Dr. Victoria Reed and Attorney Rick St. Hilaire answer questions from an audience of legal and cultural heritage professionals at the Daniel Webster International Lawyer of the Year ceremony held in Manchester, NH. Van McLeod, Commissioner of the NH Department of Cultural Resources (pictured at far left), listens with interest.
Photo courtesy of Norman St. Hilaire.

International lawyers gathered last week at the New Hampshire law firm of Sheehan Phinney Bass + Green to recognize the positive impact made by international cultural heritage law to protect cultural property around the globe.

The attorneys listened attentively as Victoria Reed keynoted the Daniel Webster International Lawyer of the Year ceremony honoring the contributions made by the CHL blog.

Dr. Reed discussed the global trade in art and antiquities and explained the accessions practice implemented by the Museum of Fine Arts, Boston (MFA), which digs deep into the collecting histories of artifacts. Dr. Reed is the MFA's Sadler Curator for Provenance.

Scrutinizing an object's collecting history and its accompanying import/export documentation is vital, Dr. Reed emphasized. That is because the provenance information offered by a seller or donor may not always be correct. Performing due diligence research therefore is essential to discover the truth about an object's collecting history.

CHL is grateful to the NH Bar Association for acknowledging international cultural heritage law as an important legal discipline.

Attorney Robert Cheney, international law section chair of the NH Bar Association,
recognizes CHL's author as the Daniel Webster International Lawyer of the Year.
Photo courtesy of Dan Wise.

By Rick St. Hilaire
Text copyrighted 2014 by Cultural Heritage Lawyer.

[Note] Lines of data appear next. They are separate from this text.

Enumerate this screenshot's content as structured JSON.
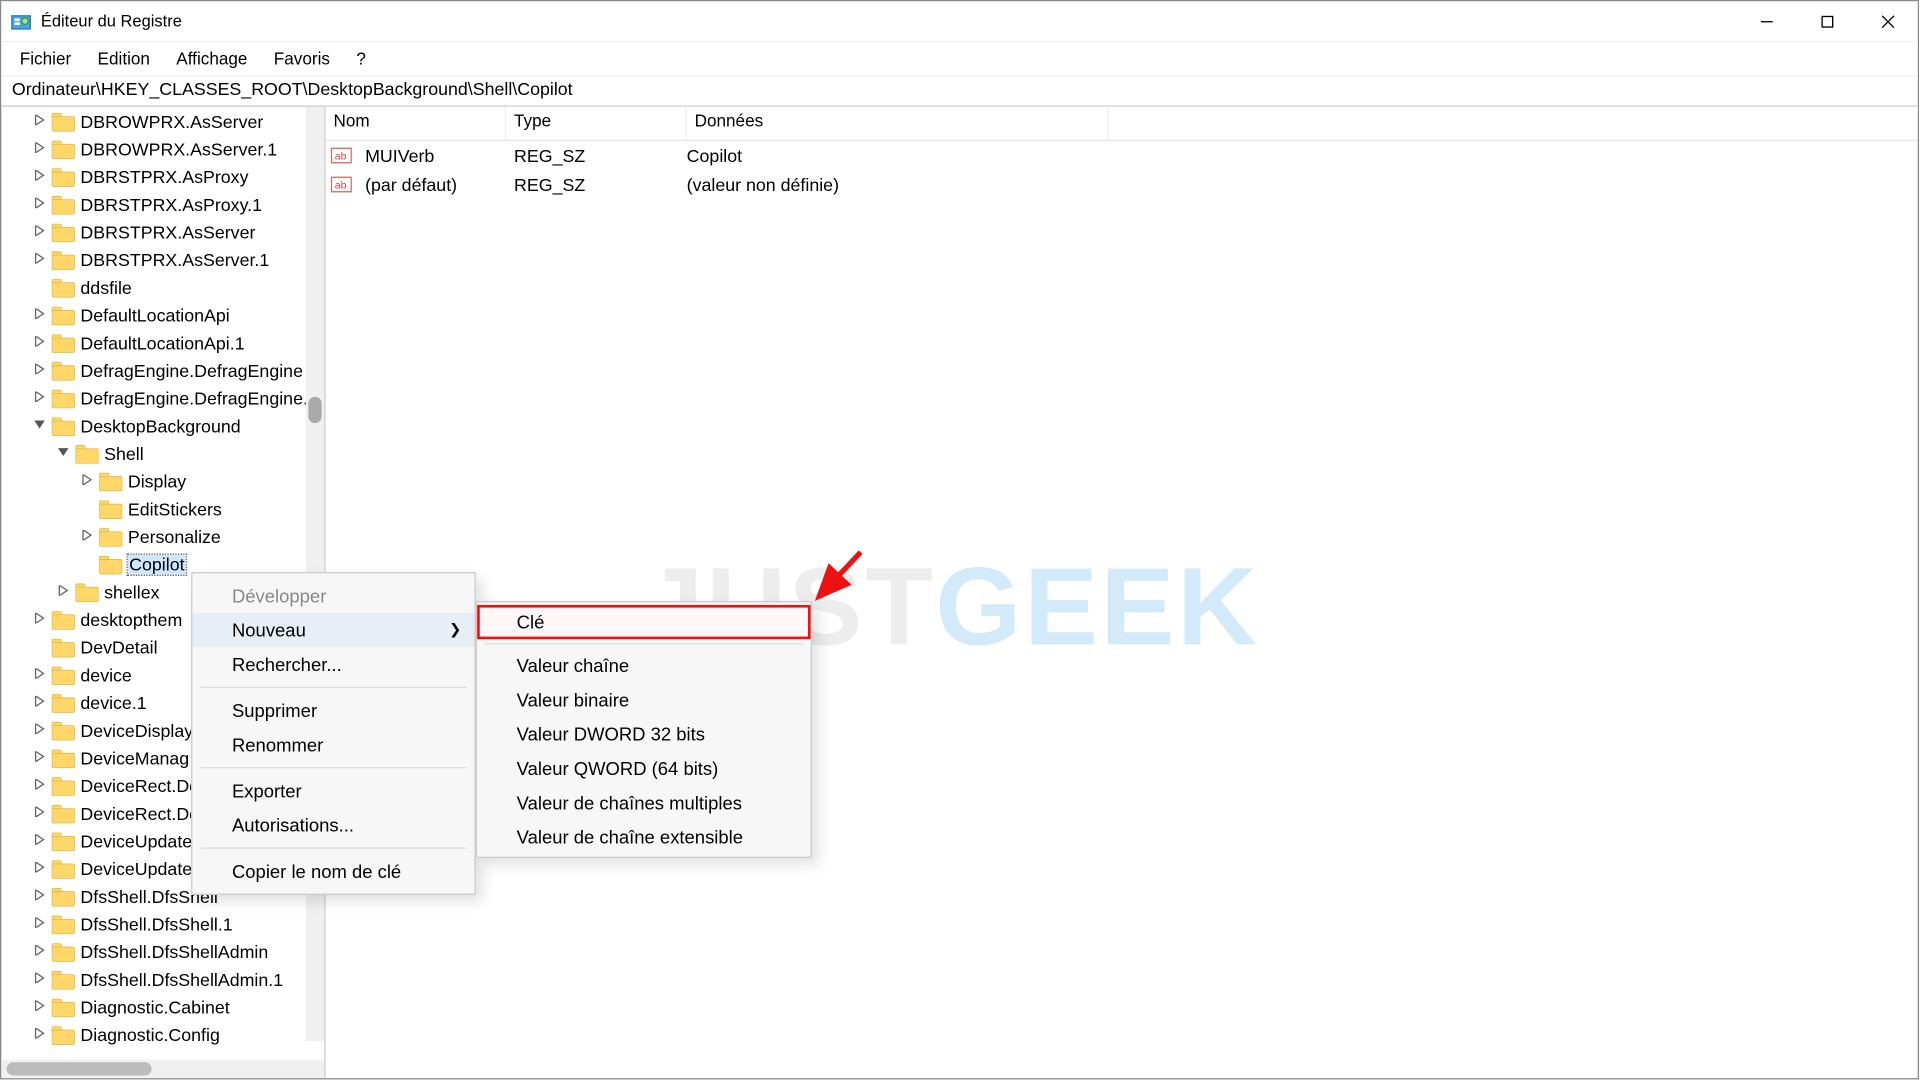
{
  "window": {
    "title": "Éditeur du Registre"
  },
  "menubar": [
    "Fichier",
    "Edition",
    "Affichage",
    "Favoris",
    "?"
  ],
  "pathbar": "Ordinateur\\HKEY_CLASSES_ROOT\\DesktopBackground\\Shell\\Copilot",
  "tree": {
    "items": [
      {
        "label": "DBROWPRX.AsServer",
        "indent": 1,
        "exp": ">"
      },
      {
        "label": "DBROWPRX.AsServer.1",
        "indent": 1,
        "exp": ">"
      },
      {
        "label": "DBRSTPRX.AsProxy",
        "indent": 1,
        "exp": ">"
      },
      {
        "label": "DBRSTPRX.AsProxy.1",
        "indent": 1,
        "exp": ">"
      },
      {
        "label": "DBRSTPRX.AsServer",
        "indent": 1,
        "exp": ">"
      },
      {
        "label": "DBRSTPRX.AsServer.1",
        "indent": 1,
        "exp": ">"
      },
      {
        "label": "ddsfile",
        "indent": 1,
        "exp": ""
      },
      {
        "label": "DefaultLocationApi",
        "indent": 1,
        "exp": ">"
      },
      {
        "label": "DefaultLocationApi.1",
        "indent": 1,
        "exp": ">"
      },
      {
        "label": "DefragEngine.DefragEngine",
        "indent": 1,
        "exp": ">"
      },
      {
        "label": "DefragEngine.DefragEngine.",
        "indent": 1,
        "exp": ">"
      },
      {
        "label": "DesktopBackground",
        "indent": 1,
        "exp": "v"
      },
      {
        "label": "Shell",
        "indent": 2,
        "exp": "v"
      },
      {
        "label": "Display",
        "indent": 3,
        "exp": ">"
      },
      {
        "label": "EditStickers",
        "indent": 3,
        "exp": ""
      },
      {
        "label": "Personalize",
        "indent": 3,
        "exp": ">"
      },
      {
        "label": "Copilot",
        "indent": 3,
        "exp": "",
        "selected": true
      },
      {
        "label": "shellex",
        "indent": 2,
        "exp": ">"
      },
      {
        "label": "desktopthem",
        "indent": 1,
        "exp": ">"
      },
      {
        "label": "DevDetail",
        "indent": 1,
        "exp": ""
      },
      {
        "label": "device",
        "indent": 1,
        "exp": ">"
      },
      {
        "label": "device.1",
        "indent": 1,
        "exp": ">"
      },
      {
        "label": "DeviceDisplay",
        "indent": 1,
        "exp": ">"
      },
      {
        "label": "DeviceManag",
        "indent": 1,
        "exp": ">"
      },
      {
        "label": "DeviceRect.De",
        "indent": 1,
        "exp": ">"
      },
      {
        "label": "DeviceRect.De",
        "indent": 1,
        "exp": ">"
      },
      {
        "label": "DeviceUpdate",
        "indent": 1,
        "exp": ">"
      },
      {
        "label": "DeviceUpdate",
        "indent": 1,
        "exp": ">"
      },
      {
        "label": "DfsShell.DfsShell",
        "indent": 1,
        "exp": ">"
      },
      {
        "label": "DfsShell.DfsShell.1",
        "indent": 1,
        "exp": ">"
      },
      {
        "label": "DfsShell.DfsShellAdmin",
        "indent": 1,
        "exp": ">"
      },
      {
        "label": "DfsShell.DfsShellAdmin.1",
        "indent": 1,
        "exp": ">"
      },
      {
        "label": "Diagnostic.Cabinet",
        "indent": 1,
        "exp": ">"
      },
      {
        "label": "Diagnostic.Config",
        "indent": 1,
        "exp": ">"
      }
    ]
  },
  "list": {
    "columns": {
      "name": "Nom",
      "type": "Type",
      "data": "Données"
    },
    "col_widths": {
      "name": 137,
      "type": 137,
      "data": 320
    },
    "rows": [
      {
        "name": "(par défaut)",
        "type": "REG_SZ",
        "data": "(valeur non définie)"
      },
      {
        "name": "MUIVerb",
        "type": "REG_SZ",
        "data": "Copilot"
      }
    ]
  },
  "context_menu": {
    "items": [
      {
        "label": "Développer",
        "disabled": true
      },
      {
        "label": "Nouveau",
        "hover": true,
        "submenu": true
      },
      {
        "label": "Rechercher..."
      },
      {
        "sep": true
      },
      {
        "label": "Supprimer"
      },
      {
        "label": "Renommer"
      },
      {
        "sep": true
      },
      {
        "label": "Exporter"
      },
      {
        "label": "Autorisations..."
      },
      {
        "sep": true
      },
      {
        "label": "Copier le nom de clé"
      }
    ],
    "submenu": [
      {
        "label": "Clé",
        "highlight": true
      },
      {
        "sep": true
      },
      {
        "label": "Valeur chaîne"
      },
      {
        "label": "Valeur binaire"
      },
      {
        "label": "Valeur DWORD 32 bits"
      },
      {
        "label": "Valeur QWORD (64 bits)"
      },
      {
        "label": "Valeur de chaînes multiples"
      },
      {
        "label": "Valeur de chaîne extensible"
      }
    ]
  },
  "watermark": {
    "a": "JUST",
    "b": "GEEK"
  }
}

Blog url: Any unauthorized reproduction or retransmission of this post without the express written consent of CHL is prohibited.